It was during the hours-long interview, led by then-Iowa City Police Officer Pamela Romero, a native Spanish speaker, that officers say Bahena Rivera admitted to confronting Tibbetts on the road, getting angry with her, and then “blacking out," coming to later and placing her body in a cornfield. In the early hours of August 21, 2018, Bahena Rivera led officers to the field where her body was found.

“Looking at the evidence in this case, all of it, the video, the confession, the blood that’s in the trunk, all the other circumstances, all the other investigation that went into this, it all points to one person and one person only,” Brown said. “The truth here is overwhelming that the defendant murdered Mollie Tibbetts on July 18 of 2018. That the defendant committed murder in the first degree.”

Defense claims investigators “cut corners” in high pressure case

In his closing statements, an attorney for Bahena Rivera argued that investigators had been all too quick to believe that an undocumented immigrant was to blame, that they conducted at times “sloppy” police work, that they failed to fully vet the evidence or to fully examine other potential suspects, and that they closed the case prematurely under the weight of unprecedented public pressure.

“Imagine the pressure to put this case to bed. That's the context in which this arrest and this charge happened,” defense attorney Chad Frese said. “Some of the investigation was sloppy. But it really got sloppy when Cristhian Bahena Rivera got targeted. Because folks, what happened here was they closed the case. They didn't solve the case.”

Frese questioned why Romero, an officer with roughly two years on the job and 16 hours’ worth of training in interview techniques, would be marshalled to conduct an 11-hour interview with a homicide suspect in such a high stakes case.

Student Killed Iowa
Charlie Neibergall
Defense attorney Chad Frese delivers his closing arguments.

He challenged why, with the “unlimited resources of the federal government” at their disposal, as one officer testified, did investigators not pull GPS phone records from Tibbetts’ boyfriend Dalton Jack, who had withheld information from law enforcement and given inconsistent accounts of where he was on the night of her disappearance.

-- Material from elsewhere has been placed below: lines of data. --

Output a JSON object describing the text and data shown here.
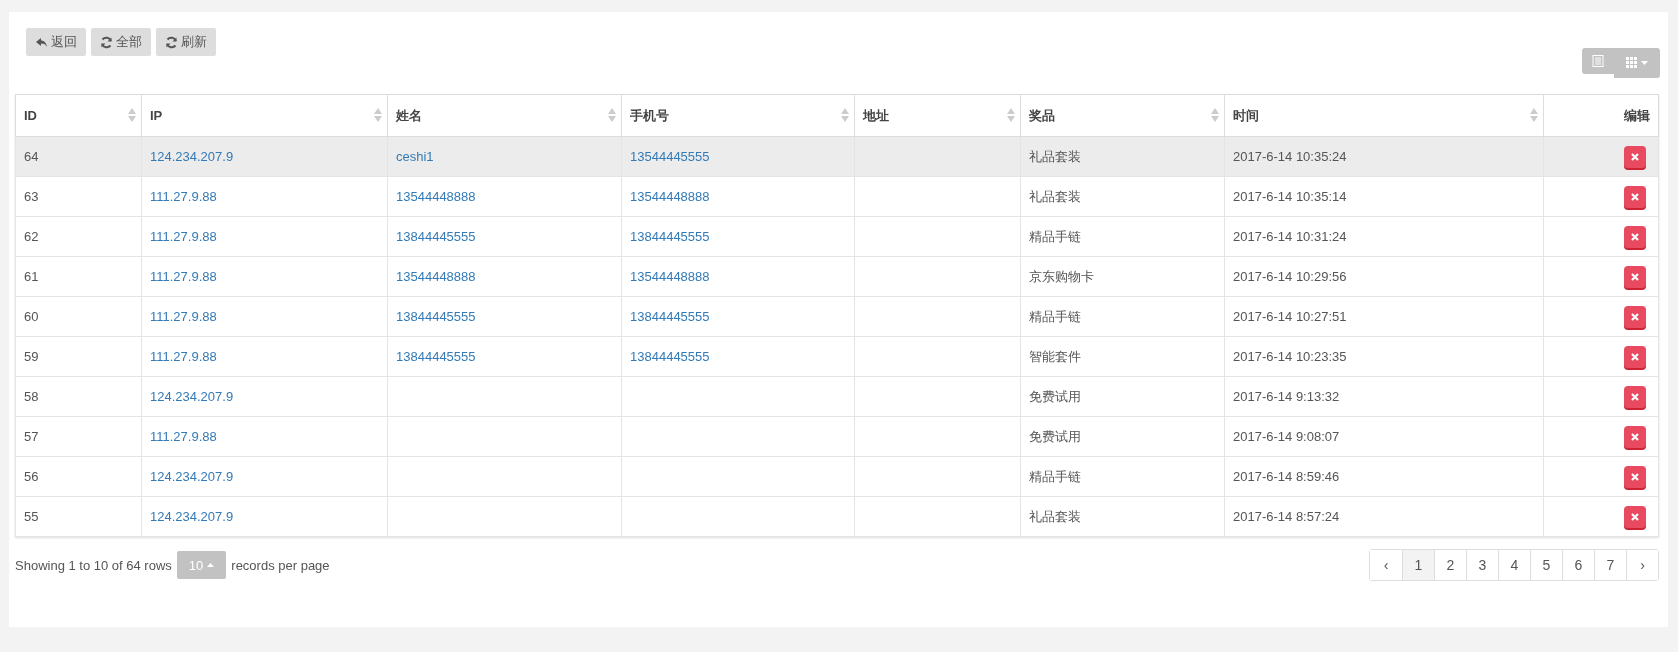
{
  "toolbar": {
    "buttons": [
      {
        "label": "返回",
        "kind": "back"
      },
      {
        "label": "全部",
        "kind": "refresh"
      },
      {
        "label": "刷新",
        "kind": "refresh"
      }
    ]
  },
  "table": {
    "columns": [
      {
        "label": "ID",
        "sortable": true
      },
      {
        "label": "IP",
        "sortable": true
      },
      {
        "label": "姓名",
        "sortable": true
      },
      {
        "label": "手机号",
        "sortable": true
      },
      {
        "label": "地址",
        "sortable": true
      },
      {
        "label": "奖品",
        "sortable": true
      },
      {
        "label": "时间",
        "sortable": true
      },
      {
        "label": "编辑",
        "sortable": false
      }
    ],
    "rows": [
      {
        "selected": true,
        "id": "64",
        "ip": "124.234.207.9",
        "name": "ceshi1",
        "phone": "13544445555",
        "prize": "礼品套装",
        "time": "2017-6-14 10:35:24"
      },
      {
        "selected": false,
        "id": "63",
        "ip": "111.27.9.88",
        "name": "13544448888",
        "phone": "13544448888",
        "prize": "礼品套装",
        "time": "2017-6-14 10:35:14"
      },
      {
        "selected": false,
        "id": "62",
        "ip": "111.27.9.88",
        "name": "13844445555",
        "phone": "13844445555",
        "prize": "精品手链",
        "time": "2017-6-14 10:31:24"
      },
      {
        "selected": false,
        "id": "61",
        "ip": "111.27.9.88",
        "name": "13544448888",
        "phone": "13544448888",
        "prize": "京东购物卡",
        "time": "2017-6-14 10:29:56"
      },
      {
        "selected": false,
        "id": "60",
        "ip": "111.27.9.88",
        "name": "13844445555",
        "phone": "13844445555",
        "prize": "精品手链",
        "time": "2017-6-14 10:27:51"
      },
      {
        "selected": false,
        "id": "59",
        "ip": "111.27.9.88",
        "name": "13844445555",
        "phone": "13844445555",
        "prize": "智能套件",
        "time": "2017-6-14 10:23:35"
      },
      {
        "selected": false,
        "id": "58",
        "ip": "124.234.207.9",
        "prize": "免费试用",
        "time": "2017-6-14 9:13:32"
      },
      {
        "selected": false,
        "id": "57",
        "ip": "111.27.9.88",
        "prize": "免费试用",
        "time": "2017-6-14 9:08:07"
      },
      {
        "selected": false,
        "id": "56",
        "ip": "124.234.207.9",
        "prize": "精品手链",
        "time": "2017-6-14 8:59:46"
      },
      {
        "selected": false,
        "id": "55",
        "ip": "124.234.207.9",
        "prize": "礼品套装",
        "time": "2017-6-14 8:57:24"
      }
    ]
  },
  "footer": {
    "showing": "Showing 1 to 10 of 64 rows",
    "page_size": "10",
    "per_page": "records per page"
  },
  "pagination": [
    {
      "label": "‹",
      "selected": false
    },
    {
      "label": "1",
      "selected": true
    },
    {
      "label": "2",
      "selected": false
    },
    {
      "label": "3",
      "selected": false
    },
    {
      "label": "4",
      "selected": false
    },
    {
      "label": "5",
      "selected": false
    },
    {
      "label": "6",
      "selected": false
    },
    {
      "label": "7",
      "selected": false
    },
    {
      "label": "›",
      "selected": false
    }
  ]
}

Frese asked why officers didn’t conduct formal, recorded interviews with other men in the area known to be violent towards women, including Ron Pexa, a retired police officer whose property in rural Poweshiek County is adjacent to the cornfield where Tibbetts’ body was found.

Frese reminded the jury that other peoples' DNA, including male DNA, had been found in Bahena Rivera's trunk along with Tibbetts' and his own, questioning why investigators didn't submit samples from other potential suspects to compare the genetic profiles.

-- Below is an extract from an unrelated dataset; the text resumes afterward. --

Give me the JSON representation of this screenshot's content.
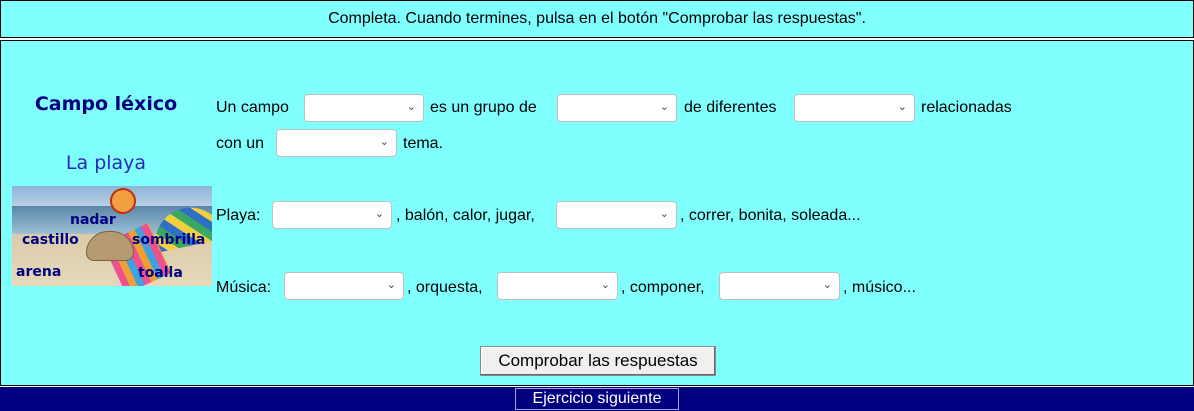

He questioned why investigators, bolstered by agents from the FBI and the U.S. Department of Homeland Security, equipped with helicopters and drones, were never able to locate a murder weapon or identify the primary crime scene in the case.

Ultimately, Frese argued that this violent act would have been completely out of character for his client, who he painted as a hardworking immigrant and family man with no history of violence. Frese said Bahena Rivera was focused on his work at a dairy farm where he labored some 75 hours a week, providing for his loved ones in the U.S. and at home in Mexico, and perhaps above all, keeping his head down.

“The undocumented immigrant who has spent years working in this country, working hard to remain undetected. Going to town only when necessary, working under an Anglo name “John Bud." Having no history of law enforcement contact, no known history of violence, is brazen enough to pick up a woman, abduct her and maybe kill her? In the span of 10 to 20 minutes?” Frese asked. “Folks, this was planned. But not by him. By someone else.”

Frese reiterated that it’s not his responsibility to prove who killed Mollie Tibbetts, saying that burden lies with the state. He argued that prosecutors have failed to do so beyond a reasonable doubt, urging the jury to acquit his client.

Jurors will return to the courthouse Friday morning to resume their deliberations.